── SUPPLIED DATA ──

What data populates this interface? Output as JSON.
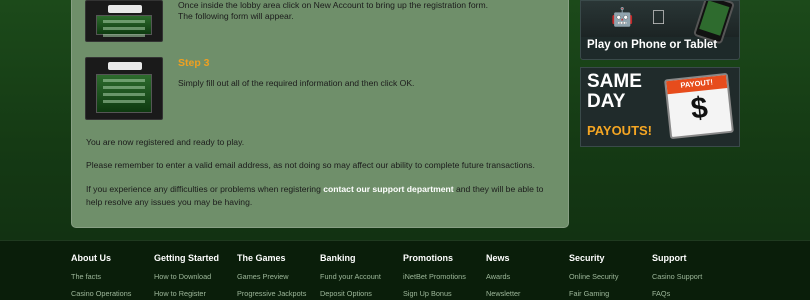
{
  "content": {
    "lobby_text": "Once inside the lobby area click on New Account to bring up the registration form.",
    "form_text": "The following form will appear.",
    "step3_title": "Step 3",
    "step3_text": "Simply fill out all of the required information and then click OK.",
    "registered_text": "You are now registered and ready to play.",
    "remember_text": "Please remember to enter a valid email address, as not doing so may affect our ability to complete future transactions.",
    "problem_text_before": "If you experience any difficulties or problems when registering ",
    "problem_link": "contact our support department",
    "problem_text_after": " and they will be able to help resolve any issues you may be having."
  },
  "sidebar": {
    "promo1_caption": "Play on Phone or Tablet",
    "promo2_line1": "SAME",
    "promo2_line2": "DAY",
    "promo2_payouts": "PAYOUTS!",
    "promo2_badge": "PAYOUT!",
    "promo2_symbol": "$"
  },
  "footer": {
    "columns": [
      {
        "heading": "About Us",
        "links": [
          "The facts",
          "Casino Operations"
        ]
      },
      {
        "heading": "Getting Started",
        "links": [
          "How to Download",
          "How to Register"
        ]
      },
      {
        "heading": "The Games",
        "links": [
          "Games Preview",
          "Progressive Jackpots"
        ]
      },
      {
        "heading": "Banking",
        "links": [
          "Fund your Account",
          "Deposit Options"
        ]
      },
      {
        "heading": "Promotions",
        "links": [
          "iNetBet Promotions",
          "Sign Up Bonus"
        ]
      },
      {
        "heading": "News",
        "links": [
          "Awards",
          "Newsletter"
        ]
      },
      {
        "heading": "Security",
        "links": [
          "Online Security",
          "Fair Gaming"
        ]
      },
      {
        "heading": "Support",
        "links": [
          "Casino Support",
          "FAQs"
        ]
      }
    ]
  }
}
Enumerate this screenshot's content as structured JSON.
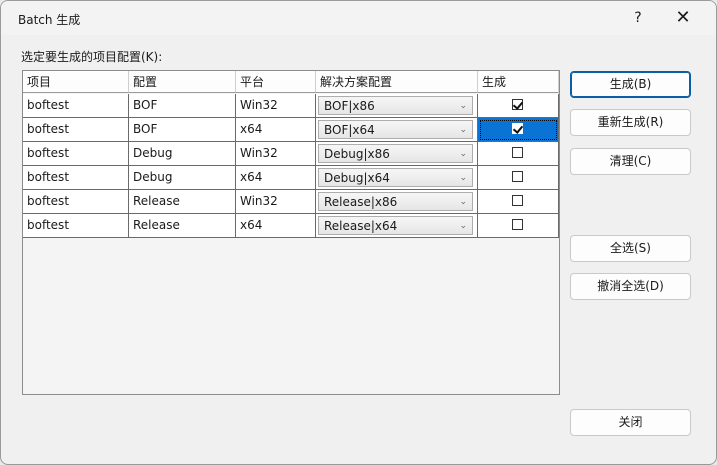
{
  "window": {
    "title": "Batch 生成",
    "help_label": "?",
    "close_label": "✕"
  },
  "list_label": "选定要生成的项目配置(K):",
  "columns": [
    "项目",
    "配置",
    "平台",
    "解决方案配置",
    "生成"
  ],
  "rows": [
    {
      "project": "boftest",
      "config": "BOF",
      "platform": "Win32",
      "solution_config": "BOF|x86",
      "build": true,
      "selected": false
    },
    {
      "project": "boftest",
      "config": "BOF",
      "platform": "x64",
      "solution_config": "BOF|x64",
      "build": true,
      "selected": true
    },
    {
      "project": "boftest",
      "config": "Debug",
      "platform": "Win32",
      "solution_config": "Debug|x86",
      "build": false,
      "selected": false
    },
    {
      "project": "boftest",
      "config": "Debug",
      "platform": "x64",
      "solution_config": "Debug|x64",
      "build": false,
      "selected": false
    },
    {
      "project": "boftest",
      "config": "Release",
      "platform": "Win32",
      "solution_config": "Release|x86",
      "build": false,
      "selected": false
    },
    {
      "project": "boftest",
      "config": "Release",
      "platform": "x64",
      "solution_config": "Release|x64",
      "build": false,
      "selected": false
    }
  ],
  "buttons": {
    "build": "生成(B)",
    "rebuild": "重新生成(R)",
    "clean": "清理(C)",
    "select_all": "全选(S)",
    "deselect_all": "撤消全选(D)",
    "close": "关闭"
  },
  "colors": {
    "selection": "#0a74d6",
    "default_button_border": "#0a5ea8"
  }
}
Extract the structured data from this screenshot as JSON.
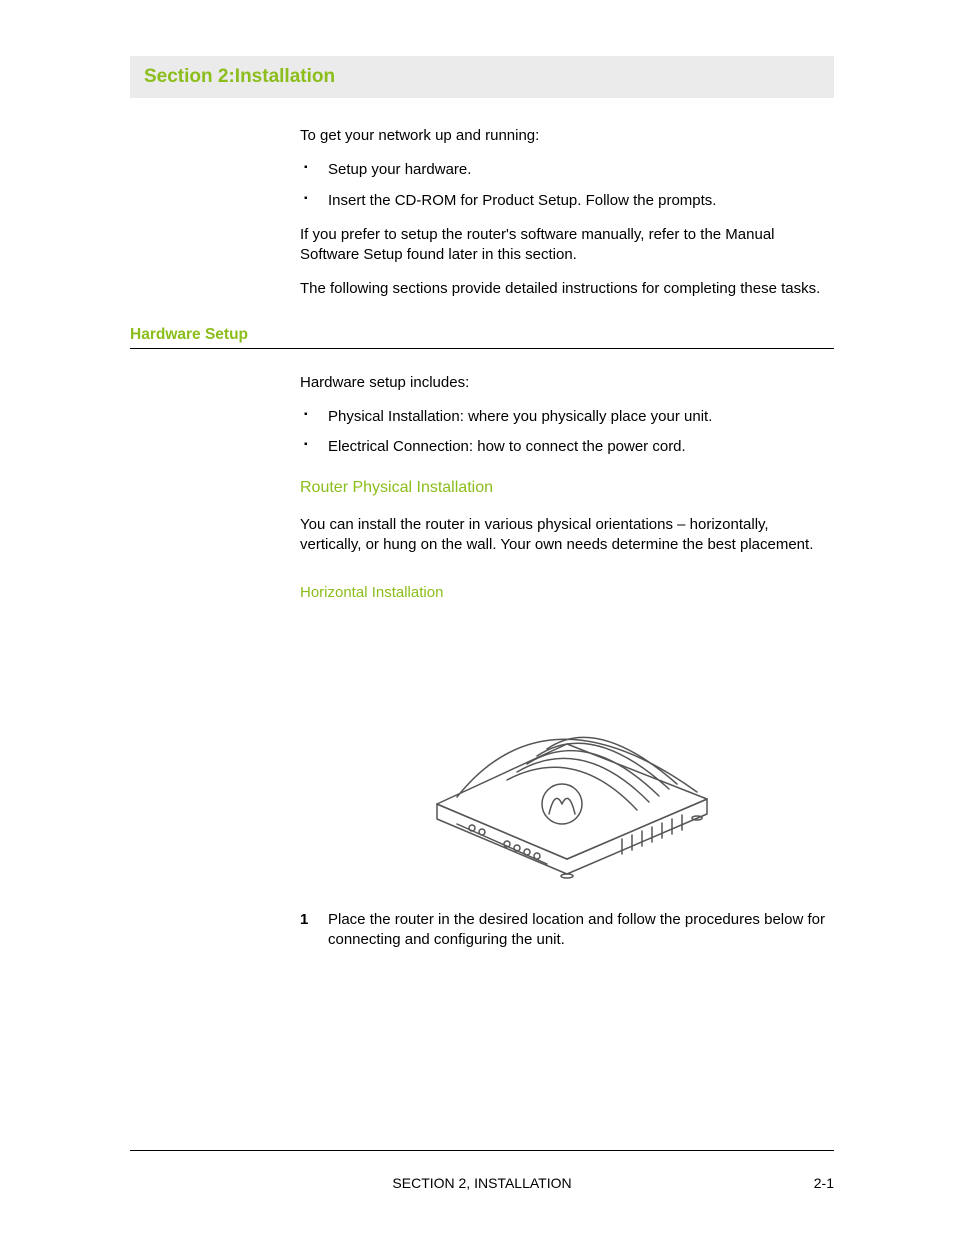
{
  "section_title": "Section 2:Installation",
  "intro": {
    "lead": "To get your network up and running:",
    "bullets": [
      "Setup your hardware.",
      "Insert the CD-ROM for Product Setup. Follow the prompts."
    ],
    "para2": "If you prefer to setup the router's software manually, refer to the Manual Software Setup found later in this section.",
    "para3": "The following sections provide detailed instructions for completing these tasks."
  },
  "hardware": {
    "heading": "Hardware Setup",
    "lead": "Hardware setup includes:",
    "bullets": [
      "Physical Installation: where you physically place your unit.",
      "Electrical Connection: how to connect the power cord."
    ],
    "sub1_heading": "Router Physical Installation",
    "sub1_para": "You can install the router in various physical orientations – horizontally, vertically, or hung on the wall. Your own needs determine the best placement.",
    "sub2_heading": "Horizontal Installation",
    "step1_num": "1",
    "step1_text": "Place the router in the desired location and follow the procedures below for connecting and configuring the unit."
  },
  "footer": {
    "title": "SECTION 2, INSTALLATION",
    "page": "2-1"
  }
}
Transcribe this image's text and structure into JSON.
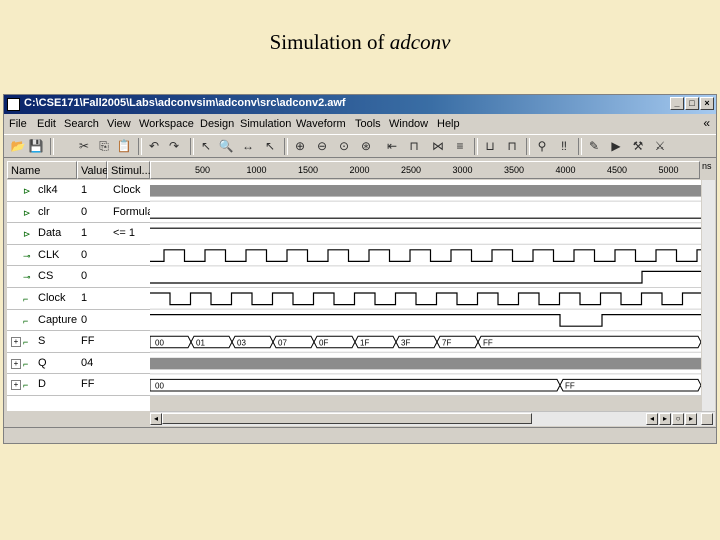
{
  "slide": {
    "title_prefix": "Simulation of ",
    "title_italic": "adconv"
  },
  "window": {
    "title": "C:\\CSE171\\Fall2005\\Labs\\adconvsim\\adconv\\src\\adconv2.awf"
  },
  "menu": [
    "File",
    "Edit",
    "Search",
    "View",
    "Workspace",
    "Design",
    "Simulation",
    "Waveform",
    "Tools",
    "Window",
    "Help"
  ],
  "menu_more": "«",
  "columns": {
    "name": "Name",
    "value": "Value",
    "stimulus": "Stimul..."
  },
  "ruler": {
    "unit": "ns",
    "ticks": [
      "500",
      "1000",
      "1500",
      "2000",
      "2500",
      "3000",
      "3500",
      "4000",
      "4500",
      "5000"
    ]
  },
  "signals": [
    {
      "name": "clk4",
      "value": "1",
      "stim": "Clock",
      "type": "bus-gray",
      "bus": false
    },
    {
      "name": "clr",
      "value": "0",
      "stim": "Formula",
      "type": "low",
      "bus": false
    },
    {
      "name": "Data",
      "value": "1",
      "stim": "<= 1",
      "type": "high",
      "bus": false
    },
    {
      "name": "CLK",
      "value": "0",
      "stim": "",
      "type": "clk",
      "bus": false
    },
    {
      "name": "CS",
      "value": "0",
      "stim": "",
      "type": "cs",
      "bus": false
    },
    {
      "name": "Clock",
      "value": "1",
      "stim": "",
      "type": "clock2",
      "bus": false
    },
    {
      "name": "Capture",
      "value": "0",
      "stim": "",
      "type": "capture",
      "bus": false
    },
    {
      "name": "S",
      "value": "FF",
      "stim": "",
      "type": "busS",
      "bus": true,
      "segments": [
        "00",
        "01",
        "03",
        "07",
        "0F",
        "1F",
        "3F",
        "7F",
        "FF"
      ]
    },
    {
      "name": "Q",
      "value": "04",
      "stim": "",
      "type": "bus-gray",
      "bus": true
    },
    {
      "name": "D",
      "value": "FF",
      "stim": "",
      "type": "busD",
      "bus": true,
      "segments": [
        "00",
        "FF"
      ]
    }
  ]
}
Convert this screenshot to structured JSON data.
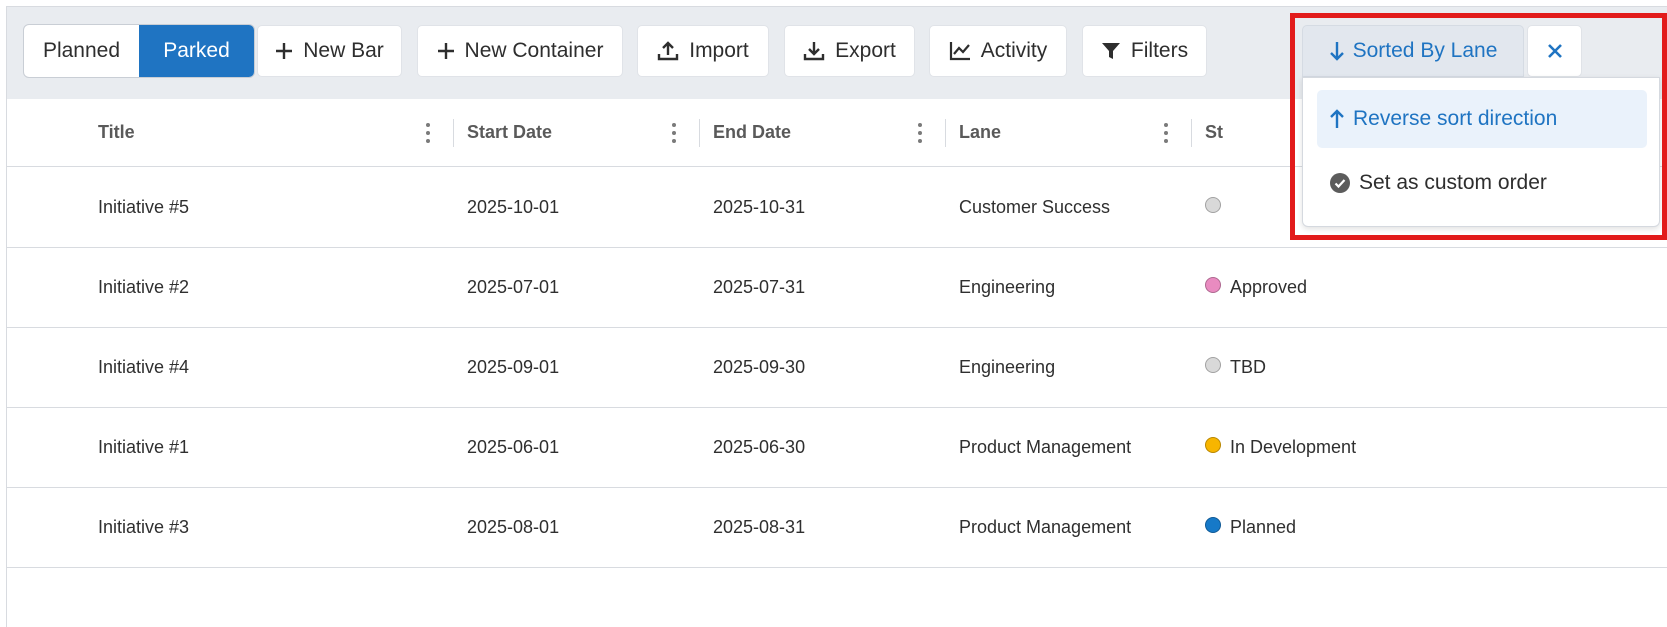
{
  "toolbar": {
    "view_toggle": {
      "planned": "Planned",
      "parked": "Parked"
    },
    "new_bar": "New Bar",
    "new_container": "New Container",
    "import": "Import",
    "export": "Export",
    "activity": "Activity",
    "filters": "Filters",
    "sort": "Sorted By Lane"
  },
  "sort_menu": {
    "reverse": "Reverse sort direction",
    "custom_order": "Set as custom order"
  },
  "table": {
    "columns": [
      "Title",
      "Start Date",
      "End Date",
      "Lane",
      "St"
    ],
    "rows": [
      {
        "title": "Initiative #5",
        "start": "2025-10-01",
        "end": "2025-10-31",
        "lane": "Customer Success",
        "status": "",
        "status_color": "#d9d9d9"
      },
      {
        "title": "Initiative #2",
        "start": "2025-07-01",
        "end": "2025-07-31",
        "lane": "Engineering",
        "status": "Approved",
        "status_color": "#e98bc0"
      },
      {
        "title": "Initiative #4",
        "start": "2025-09-01",
        "end": "2025-09-30",
        "lane": "Engineering",
        "status": "TBD",
        "status_color": "#d9d9d9"
      },
      {
        "title": "Initiative #1",
        "start": "2025-06-01",
        "end": "2025-06-30",
        "lane": "Product Management",
        "status": "In Development",
        "status_color": "#f7b500"
      },
      {
        "title": "Initiative #3",
        "start": "2025-08-01",
        "end": "2025-08-31",
        "lane": "Product Management",
        "status": "Planned",
        "status_color": "#1679c8"
      }
    ]
  },
  "colors": {
    "accent": "#1f74c2",
    "annotation": "#e21b1b"
  }
}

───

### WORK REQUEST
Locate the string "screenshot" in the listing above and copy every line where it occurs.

### RESPONSE AREA
Enumerate this screenshot's content as structured JSON.
Extract the structured data from this screenshot as JSON.
Convert this screenshot to structured JSON data.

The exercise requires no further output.